» TASK TO COMPLETE:
Among the records below, find each line containing the word "have" and copy it.
[[ RECORDS SHOWN open ]]
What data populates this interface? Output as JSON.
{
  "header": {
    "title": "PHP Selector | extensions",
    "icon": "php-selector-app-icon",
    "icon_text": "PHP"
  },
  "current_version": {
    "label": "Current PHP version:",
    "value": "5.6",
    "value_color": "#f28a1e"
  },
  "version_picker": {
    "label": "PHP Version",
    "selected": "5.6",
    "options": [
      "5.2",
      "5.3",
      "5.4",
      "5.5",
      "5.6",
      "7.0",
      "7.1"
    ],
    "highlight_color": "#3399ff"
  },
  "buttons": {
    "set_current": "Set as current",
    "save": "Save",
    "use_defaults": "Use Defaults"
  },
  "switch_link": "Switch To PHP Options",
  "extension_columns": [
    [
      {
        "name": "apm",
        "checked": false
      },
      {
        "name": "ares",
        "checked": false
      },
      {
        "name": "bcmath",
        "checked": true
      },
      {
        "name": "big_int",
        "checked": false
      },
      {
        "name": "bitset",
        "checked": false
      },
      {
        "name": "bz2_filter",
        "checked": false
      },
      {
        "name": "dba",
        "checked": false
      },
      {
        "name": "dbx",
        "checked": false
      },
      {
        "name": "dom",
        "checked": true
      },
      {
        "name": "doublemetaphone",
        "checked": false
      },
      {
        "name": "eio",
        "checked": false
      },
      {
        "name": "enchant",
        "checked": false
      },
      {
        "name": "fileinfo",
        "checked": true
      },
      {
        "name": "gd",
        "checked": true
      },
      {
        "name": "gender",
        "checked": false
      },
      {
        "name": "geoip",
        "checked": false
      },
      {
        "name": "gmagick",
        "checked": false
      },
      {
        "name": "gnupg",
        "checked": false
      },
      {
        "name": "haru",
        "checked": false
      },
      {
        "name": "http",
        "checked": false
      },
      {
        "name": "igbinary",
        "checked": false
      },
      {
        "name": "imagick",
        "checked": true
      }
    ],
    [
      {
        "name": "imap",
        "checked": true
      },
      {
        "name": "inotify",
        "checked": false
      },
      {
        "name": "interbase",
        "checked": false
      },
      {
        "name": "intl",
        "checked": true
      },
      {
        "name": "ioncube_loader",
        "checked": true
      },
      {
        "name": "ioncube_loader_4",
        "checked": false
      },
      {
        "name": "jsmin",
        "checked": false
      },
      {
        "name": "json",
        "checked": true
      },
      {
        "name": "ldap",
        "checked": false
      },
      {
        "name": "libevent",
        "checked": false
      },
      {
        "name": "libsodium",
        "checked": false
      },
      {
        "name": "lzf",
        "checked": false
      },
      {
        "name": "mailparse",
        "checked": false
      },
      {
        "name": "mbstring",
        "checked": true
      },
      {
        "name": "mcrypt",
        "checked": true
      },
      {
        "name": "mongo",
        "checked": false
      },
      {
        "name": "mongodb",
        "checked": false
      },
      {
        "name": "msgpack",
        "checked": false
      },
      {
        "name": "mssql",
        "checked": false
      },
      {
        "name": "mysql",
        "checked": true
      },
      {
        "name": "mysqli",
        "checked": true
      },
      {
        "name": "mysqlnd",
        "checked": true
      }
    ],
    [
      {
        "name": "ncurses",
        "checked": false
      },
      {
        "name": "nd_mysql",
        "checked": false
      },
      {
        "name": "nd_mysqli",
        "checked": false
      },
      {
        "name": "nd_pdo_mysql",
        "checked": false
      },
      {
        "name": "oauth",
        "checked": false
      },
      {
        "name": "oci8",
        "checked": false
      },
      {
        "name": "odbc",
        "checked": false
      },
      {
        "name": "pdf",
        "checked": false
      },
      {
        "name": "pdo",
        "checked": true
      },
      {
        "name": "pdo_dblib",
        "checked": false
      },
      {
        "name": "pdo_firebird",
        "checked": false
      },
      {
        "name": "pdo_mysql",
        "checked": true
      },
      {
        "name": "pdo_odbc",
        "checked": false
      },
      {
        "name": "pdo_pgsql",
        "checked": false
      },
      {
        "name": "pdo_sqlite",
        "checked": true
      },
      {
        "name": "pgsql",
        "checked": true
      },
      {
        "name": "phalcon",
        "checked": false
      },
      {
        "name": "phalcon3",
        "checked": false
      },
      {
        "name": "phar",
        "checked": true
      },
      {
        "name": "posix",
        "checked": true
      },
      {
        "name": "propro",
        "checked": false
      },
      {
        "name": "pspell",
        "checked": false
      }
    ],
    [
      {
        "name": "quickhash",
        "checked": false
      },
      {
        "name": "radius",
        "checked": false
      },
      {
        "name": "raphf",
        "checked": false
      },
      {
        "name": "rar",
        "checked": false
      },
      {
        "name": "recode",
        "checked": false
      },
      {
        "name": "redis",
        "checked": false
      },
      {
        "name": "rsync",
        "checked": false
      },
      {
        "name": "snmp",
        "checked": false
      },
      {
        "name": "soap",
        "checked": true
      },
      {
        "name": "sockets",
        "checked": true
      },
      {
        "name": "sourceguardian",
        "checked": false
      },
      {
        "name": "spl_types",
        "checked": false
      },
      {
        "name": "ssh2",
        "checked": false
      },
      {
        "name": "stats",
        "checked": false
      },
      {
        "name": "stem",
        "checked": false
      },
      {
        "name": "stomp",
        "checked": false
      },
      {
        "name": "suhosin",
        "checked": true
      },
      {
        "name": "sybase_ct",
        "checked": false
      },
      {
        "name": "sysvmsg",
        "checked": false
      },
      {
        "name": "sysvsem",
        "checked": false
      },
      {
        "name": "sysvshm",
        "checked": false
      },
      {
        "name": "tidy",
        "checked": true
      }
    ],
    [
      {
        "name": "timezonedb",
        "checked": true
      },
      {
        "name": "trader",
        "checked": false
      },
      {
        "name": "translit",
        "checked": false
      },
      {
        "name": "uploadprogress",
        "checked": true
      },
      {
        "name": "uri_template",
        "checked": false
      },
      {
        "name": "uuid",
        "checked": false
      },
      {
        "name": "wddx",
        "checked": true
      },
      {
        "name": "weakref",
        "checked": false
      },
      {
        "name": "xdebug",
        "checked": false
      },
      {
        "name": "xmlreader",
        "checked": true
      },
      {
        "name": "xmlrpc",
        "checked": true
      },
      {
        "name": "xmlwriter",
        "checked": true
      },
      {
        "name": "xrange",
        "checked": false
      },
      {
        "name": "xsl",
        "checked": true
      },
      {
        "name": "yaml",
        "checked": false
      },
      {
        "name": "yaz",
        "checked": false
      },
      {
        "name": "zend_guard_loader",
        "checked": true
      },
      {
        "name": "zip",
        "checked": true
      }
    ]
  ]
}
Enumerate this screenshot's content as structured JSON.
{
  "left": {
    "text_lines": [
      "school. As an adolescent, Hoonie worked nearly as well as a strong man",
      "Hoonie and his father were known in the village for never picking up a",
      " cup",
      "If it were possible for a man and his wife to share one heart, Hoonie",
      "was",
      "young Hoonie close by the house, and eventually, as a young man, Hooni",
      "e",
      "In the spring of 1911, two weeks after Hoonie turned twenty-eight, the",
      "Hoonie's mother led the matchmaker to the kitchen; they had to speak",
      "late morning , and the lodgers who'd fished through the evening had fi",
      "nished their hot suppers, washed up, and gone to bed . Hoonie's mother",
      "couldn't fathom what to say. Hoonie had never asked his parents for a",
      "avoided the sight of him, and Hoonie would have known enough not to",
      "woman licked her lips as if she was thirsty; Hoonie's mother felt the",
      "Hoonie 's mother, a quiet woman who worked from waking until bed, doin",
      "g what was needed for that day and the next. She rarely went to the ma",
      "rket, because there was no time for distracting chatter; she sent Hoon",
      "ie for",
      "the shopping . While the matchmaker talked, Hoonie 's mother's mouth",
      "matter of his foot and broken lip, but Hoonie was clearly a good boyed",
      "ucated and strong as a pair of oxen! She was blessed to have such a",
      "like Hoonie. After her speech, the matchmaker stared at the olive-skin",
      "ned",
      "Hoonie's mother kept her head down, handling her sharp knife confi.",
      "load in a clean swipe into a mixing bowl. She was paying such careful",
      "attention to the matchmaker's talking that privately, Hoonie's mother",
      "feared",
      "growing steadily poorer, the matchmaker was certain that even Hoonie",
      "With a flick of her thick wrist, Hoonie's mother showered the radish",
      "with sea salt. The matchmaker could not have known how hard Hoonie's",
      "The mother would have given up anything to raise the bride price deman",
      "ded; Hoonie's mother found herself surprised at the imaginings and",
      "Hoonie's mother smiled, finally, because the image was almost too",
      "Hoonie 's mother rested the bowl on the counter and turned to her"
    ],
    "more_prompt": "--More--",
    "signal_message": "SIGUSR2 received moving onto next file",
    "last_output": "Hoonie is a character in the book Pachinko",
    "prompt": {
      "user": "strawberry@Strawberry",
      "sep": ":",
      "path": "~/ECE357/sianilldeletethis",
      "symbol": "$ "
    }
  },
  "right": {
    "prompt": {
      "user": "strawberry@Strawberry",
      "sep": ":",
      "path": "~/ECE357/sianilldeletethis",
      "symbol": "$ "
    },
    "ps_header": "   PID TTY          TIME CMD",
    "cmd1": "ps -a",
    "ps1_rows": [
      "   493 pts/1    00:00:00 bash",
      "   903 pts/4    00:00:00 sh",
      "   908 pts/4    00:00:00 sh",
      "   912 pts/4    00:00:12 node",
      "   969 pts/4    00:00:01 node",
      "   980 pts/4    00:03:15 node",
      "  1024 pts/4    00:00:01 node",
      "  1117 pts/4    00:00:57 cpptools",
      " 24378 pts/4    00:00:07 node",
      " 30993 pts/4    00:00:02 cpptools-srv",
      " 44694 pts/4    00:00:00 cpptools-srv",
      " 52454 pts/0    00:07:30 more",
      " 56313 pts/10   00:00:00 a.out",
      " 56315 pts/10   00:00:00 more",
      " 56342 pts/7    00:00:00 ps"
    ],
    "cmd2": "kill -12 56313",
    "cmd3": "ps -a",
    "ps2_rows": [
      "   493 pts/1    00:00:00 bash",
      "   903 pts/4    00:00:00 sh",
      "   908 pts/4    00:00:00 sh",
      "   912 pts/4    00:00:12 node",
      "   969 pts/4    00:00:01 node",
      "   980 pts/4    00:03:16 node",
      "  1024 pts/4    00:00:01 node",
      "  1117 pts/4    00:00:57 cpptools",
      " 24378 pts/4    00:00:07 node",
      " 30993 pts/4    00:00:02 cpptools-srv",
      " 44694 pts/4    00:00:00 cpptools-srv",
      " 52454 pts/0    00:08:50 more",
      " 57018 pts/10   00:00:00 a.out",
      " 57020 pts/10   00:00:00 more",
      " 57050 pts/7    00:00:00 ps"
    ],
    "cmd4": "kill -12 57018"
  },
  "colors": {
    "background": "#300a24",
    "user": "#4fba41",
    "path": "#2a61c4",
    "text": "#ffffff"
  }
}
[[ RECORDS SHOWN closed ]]
» RESULT FOR THIS EXERCISE:
      "avoided the sight of him, and Hoonie would have known enough not to",
      "ucated and strong as a pair of oxen! She was blessed to have such a",
      "with sea salt. The matchmaker could not have known how hard Hoonie's",
      "The mother would have given up anything to raise the bride price deman",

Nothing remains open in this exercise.